Sylvia was on the whole upbeat about the future.  The fact that so many young people were not bothered by atheism as a position, had no bigotry against it, felt encouraging.  Maybe the world was growing more rational and intelligent?  Some statistics seemed to show that.

In some followup conversation I mentioned about being a Quaker animist.  Like many humanists, I'm not that sapien-centric in that I respect and celebrate the nonhuman crew members aboard Spaceship Earth.

One of my themes for the Wanderers is we admit nonhuman members, and sure enough we had a dog present for this meeting, at the cost of come controversy given it snored loudly enough to interfere with some humans' hearing of the other humans.
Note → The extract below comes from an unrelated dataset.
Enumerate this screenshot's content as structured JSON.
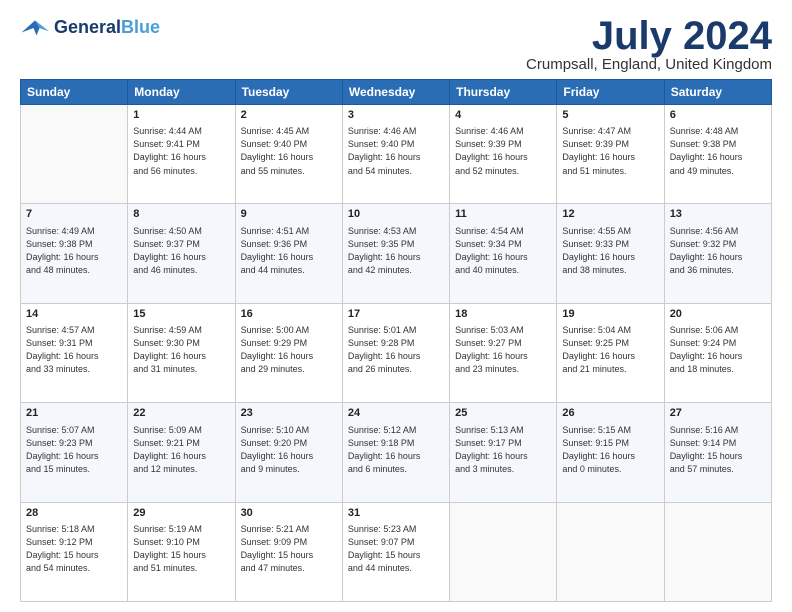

Duane Ray was by, haven't seen him in awhile, among other prominent movers and shakers.  We weren't all in totalitarian agreement on anything.  The discussion revealed rifts, but then consensus regarding belief systems was never the game or goal.

Labeling and taxonomy were a core focus.  Are polytheists atheists?  The obvious answer is "no", but then if you've never believed in "one god" that seems somewhat atheistic to any God promoted as the one and only.  "Apathist" was another term bandied about.  Unlike the "agnostic" who either "doesn't know" or thinks people "can't know", the apathist just "doesn't care" one way or the other.  If one's commitment is to live an ethical life irrespective of stated beliefs, then "knowing" (in the sense of indulging in metaphysical belief systems) may be unnecessary.